One of the most common types of outdoor air pollution is smog. Smog is a brown, hazy mixture of gases and particulates. It develops when certain gases released by the combustion of gasoline and other petroleum products react with sunlight in the atmosphere. This reaction creates hundreds of harmful chemicals that make up smog.

One of the chemicals in smog is a toxic form of oxygen called ozone. Exposure to high concentrations of ozone causes headaches, burning eyes, and irritation of the respiratory tract in many individuals. In some cases, ozone in the lower atmosphere can cause death. Ozone can also damage plant life and even kill trees.

Particulates can also contribute to air pollution. Some particles of fossil fuels escape boilers in factories and engines in cars and trucks without undergoing complete combustion (burning). These particles pollute in many ways. They fall onto vegetation and the surfaces of buildings, dirtying them.

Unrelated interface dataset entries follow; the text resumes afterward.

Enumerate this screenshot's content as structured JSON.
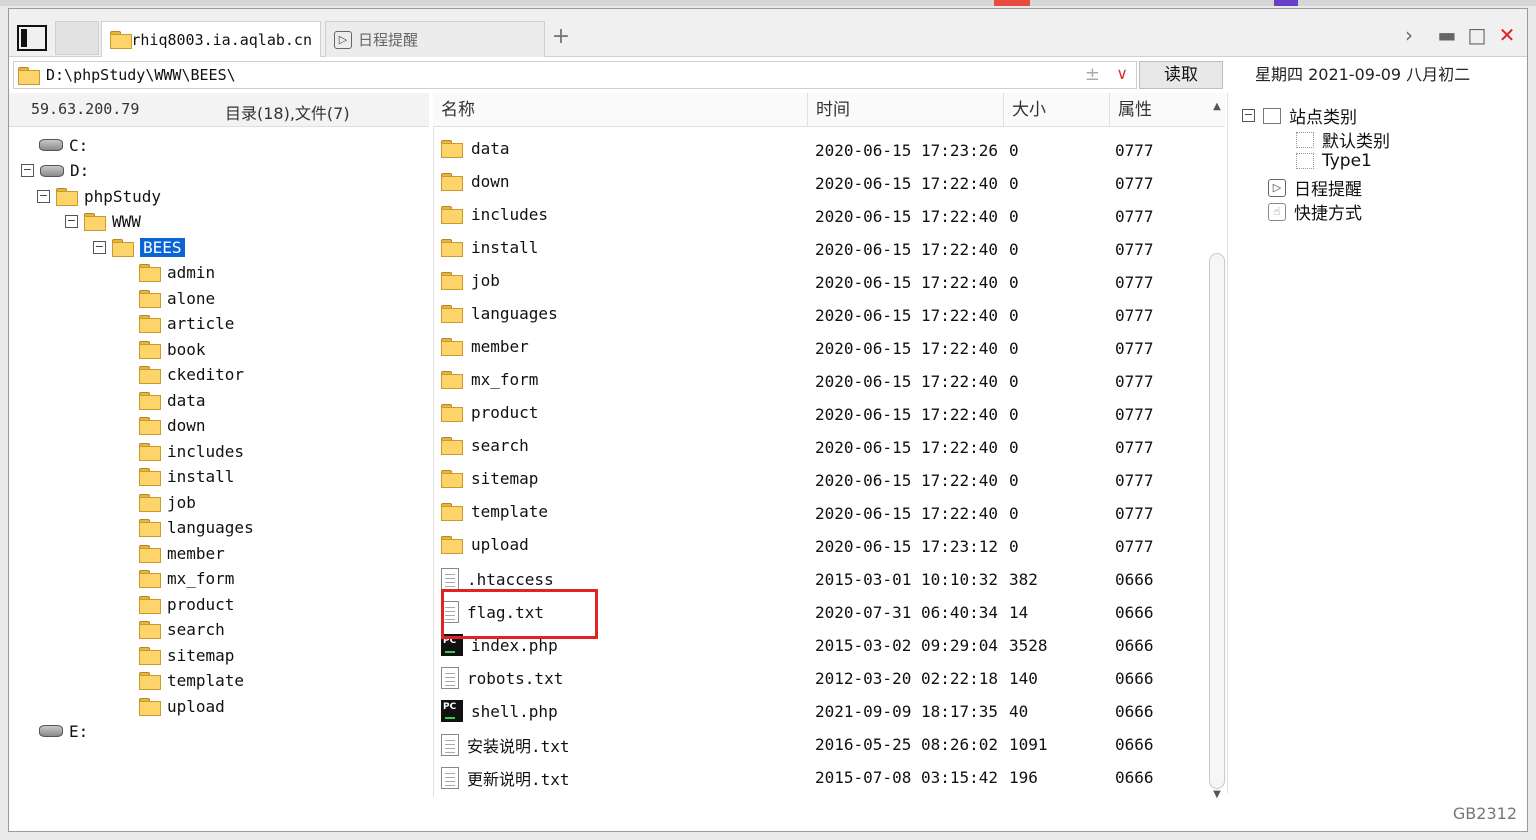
{
  "tabs": [
    {
      "label": "rhiq8003.ia.aqlab.cn",
      "active": true
    },
    {
      "label": "日程提醒",
      "active": false
    }
  ],
  "address": {
    "path": "D:\\phpStudy\\WWW\\BEES\\"
  },
  "read_button": "读取",
  "date": "星期四 2021-09-09 八月初二",
  "left": {
    "ip": "59.63.200.79",
    "counts": "目录(18),文件(7)",
    "tree": [
      {
        "label": "C:",
        "type": "drive",
        "level": 0,
        "expander": ""
      },
      {
        "label": "D:",
        "type": "drive",
        "level": 0,
        "expander": "⊟"
      },
      {
        "label": "phpStudy",
        "type": "folder",
        "level": 1,
        "expander": "⊟"
      },
      {
        "label": "WWW",
        "type": "folder",
        "level": 2,
        "expander": "⊟"
      },
      {
        "label": "BEES",
        "type": "folder",
        "level": 3,
        "expander": "⊟",
        "selected": true
      },
      {
        "label": "admin",
        "type": "folder",
        "level": 4
      },
      {
        "label": "alone",
        "type": "folder",
        "level": 4
      },
      {
        "label": "article",
        "type": "folder",
        "level": 4
      },
      {
        "label": "book",
        "type": "folder",
        "level": 4
      },
      {
        "label": "ckeditor",
        "type": "folder",
        "level": 4
      },
      {
        "label": "data",
        "type": "folder",
        "level": 4
      },
      {
        "label": "down",
        "type": "folder",
        "level": 4
      },
      {
        "label": "includes",
        "type": "folder",
        "level": 4
      },
      {
        "label": "install",
        "type": "folder",
        "level": 4
      },
      {
        "label": "job",
        "type": "folder",
        "level": 4
      },
      {
        "label": "languages",
        "type": "folder",
        "level": 4
      },
      {
        "label": "member",
        "type": "folder",
        "level": 4
      },
      {
        "label": "mx_form",
        "type": "folder",
        "level": 4
      },
      {
        "label": "product",
        "type": "folder",
        "level": 4
      },
      {
        "label": "search",
        "type": "folder",
        "level": 4
      },
      {
        "label": "sitemap",
        "type": "folder",
        "level": 4
      },
      {
        "label": "template",
        "type": "folder",
        "level": 4
      },
      {
        "label": "upload",
        "type": "folder",
        "level": 4
      },
      {
        "label": "E:",
        "type": "drive",
        "level": 0,
        "expander": ""
      }
    ]
  },
  "columns": {
    "name": "名称",
    "time": "时间",
    "size": "大小",
    "attr": "属性"
  },
  "files": [
    {
      "name": "data",
      "time": "2020-06-15 17:23:26",
      "size": "0",
      "attr": "0777",
      "icon": "folder"
    },
    {
      "name": "down",
      "time": "2020-06-15 17:22:40",
      "size": "0",
      "attr": "0777",
      "icon": "folder"
    },
    {
      "name": "includes",
      "time": "2020-06-15 17:22:40",
      "size": "0",
      "attr": "0777",
      "icon": "folder"
    },
    {
      "name": "install",
      "time": "2020-06-15 17:22:40",
      "size": "0",
      "attr": "0777",
      "icon": "folder"
    },
    {
      "name": "job",
      "time": "2020-06-15 17:22:40",
      "size": "0",
      "attr": "0777",
      "icon": "folder"
    },
    {
      "name": "languages",
      "time": "2020-06-15 17:22:40",
      "size": "0",
      "attr": "0777",
      "icon": "folder"
    },
    {
      "name": "member",
      "time": "2020-06-15 17:22:40",
      "size": "0",
      "attr": "0777",
      "icon": "folder"
    },
    {
      "name": "mx_form",
      "time": "2020-06-15 17:22:40",
      "size": "0",
      "attr": "0777",
      "icon": "folder"
    },
    {
      "name": "product",
      "time": "2020-06-15 17:22:40",
      "size": "0",
      "attr": "0777",
      "icon": "folder"
    },
    {
      "name": "search",
      "time": "2020-06-15 17:22:40",
      "size": "0",
      "attr": "0777",
      "icon": "folder"
    },
    {
      "name": "sitemap",
      "time": "2020-06-15 17:22:40",
      "size": "0",
      "attr": "0777",
      "icon": "folder"
    },
    {
      "name": "template",
      "time": "2020-06-15 17:22:40",
      "size": "0",
      "attr": "0777",
      "icon": "folder"
    },
    {
      "name": "upload",
      "time": "2020-06-15 17:23:12",
      "size": "0",
      "attr": "0777",
      "icon": "folder"
    },
    {
      "name": ".htaccess",
      "time": "2015-03-01 10:10:32",
      "size": "382",
      "attr": "0666",
      "icon": "file"
    },
    {
      "name": "flag.txt",
      "time": "2020-07-31 06:40:34",
      "size": "14",
      "attr": "0666",
      "icon": "file"
    },
    {
      "name": "index.php",
      "time": "2015-03-02 09:29:04",
      "size": "3528",
      "attr": "0666",
      "icon": "pc"
    },
    {
      "name": "robots.txt",
      "time": "2012-03-20 02:22:18",
      "size": "140",
      "attr": "0666",
      "icon": "file"
    },
    {
      "name": "shell.php",
      "time": "2021-09-09 18:17:35",
      "size": "40",
      "attr": "0666",
      "icon": "pc"
    },
    {
      "name": "安装说明.txt",
      "time": "2016-05-25 08:26:02",
      "size": "1091",
      "attr": "0666",
      "icon": "file"
    },
    {
      "name": "更新说明.txt",
      "time": "2015-07-08 03:15:42",
      "size": "196",
      "attr": "0666",
      "icon": "file"
    }
  ],
  "right": {
    "items": [
      {
        "label": "站点类别",
        "level": 0,
        "icon": "box-icon",
        "expander": "⊟"
      },
      {
        "label": "默认类别",
        "level": 1,
        "icon": "dotted-box-icon"
      },
      {
        "label": "Type1",
        "level": 1,
        "icon": "dotted-box-icon"
      },
      {
        "label": "日程提醒",
        "level": 0,
        "icon": "clock-icon"
      },
      {
        "label": "快捷方式",
        "level": 0,
        "icon": "hand-icon"
      }
    ]
  },
  "status": "GB2312",
  "colors": {
    "highlight": "#e02424",
    "selection": "#0a64d6",
    "folder": "#fcd46a"
  }
}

Particulates can mix with other chemicals to create smog. They can also enter people's lungs and cause asthma or other diseases.


Acid rain is a term for rain and other precipitation that is polluted mainly by sulfuric acid and nitric acid. These acids form when gases called sulfur dioxide and nitrogen oxides react with water vapor in the air. These gases come chiefly from the burning of coal, gas, and oil by cars, factories, and power plants. The acids in acid rain move through the air and water and harm the environment over large areas. Acid rain has killed entire fish populations in a number of lakes. It has also damaged many buildings, bridges, and statues. Scientists believe high concentrations of acid rain can harm forests and soil. Regions affected by acid rain include large parts of eastern North America, Scandinavia, and central Europe.

Chemicals called chlorofluorocarbons (CFC's) are pollutants that destroy the ozone layer in the upper atmosphere. CFC's have been used as refrigerants in air conditioners and refrigerators and to make plastic foam insulation. Ozone, the same gas that is a harmful pollutant in smog, forms a protective layer in the upper atmosphere. It shields Earth's surface from more than 95 percent of the sun's ultraviolet radiation. As CFC's thin the ozone layer, more ultraviolet radiation reaches the surface of Earth. Overexposure to such radiation damages plants and greatly increases people's risk of skin cancer.

The greenhouse effect is the warming that results when Earth's atmosphere traps the sun's heat. It is created by carbon dioxide, methane, and other atmospheric gases, which allow sunlight to reach Earth but prevent heat from leaving the atmosphere. These heat-trapping gases are often called greenhouse gases.

Fuel burning and other human activities are increasing the amount of greenhouse gases in the atmosphere. Many scientists believe such an increase is intensifying the greenhouse effect and raising temperatures worldwide. This increase in temperature, called global warming, may cause many problems. A strong greenhouse effect could melt glaciers and Arctic ice, flooding coastal areas. It could also shift rainfall patterns, creating more droughts and severe tropical storms.

Indoor air pollution occurs when buildings with poorly designed ventilation systems trap pollutants inside. The main types of indoor pollutants are tobacco smoke, gases from stoves and furnaces, household chemicals, small fiber particles, and hazardous fumes given off by building materials, including insulation, glue, and paint. In some office buildings, high amounts of these substances cause headaches, eye irritation, and other health problems in workers. Such health problems are sometimes called sick building syndrome.

Radon, a radioactive gas given off through the decay of uranium in rocks within Earth, is another harmful indoor pollutant. It can cause lung cancer if inhaled in large quantities. People can be exposed to radon when the gas leaks into basements of homes built over radioactive soil or rock. Energy-efficient buildings, which keep in heated or cooled air, can trap radon indoors and lead to high concentrations of the gas.


Contributor:
Marian R. Chertow, M.P.P.M., Director, Industrial Environmental Management Program, Yale School of Forestry and Environmental Studies.
Source :
World Book 2005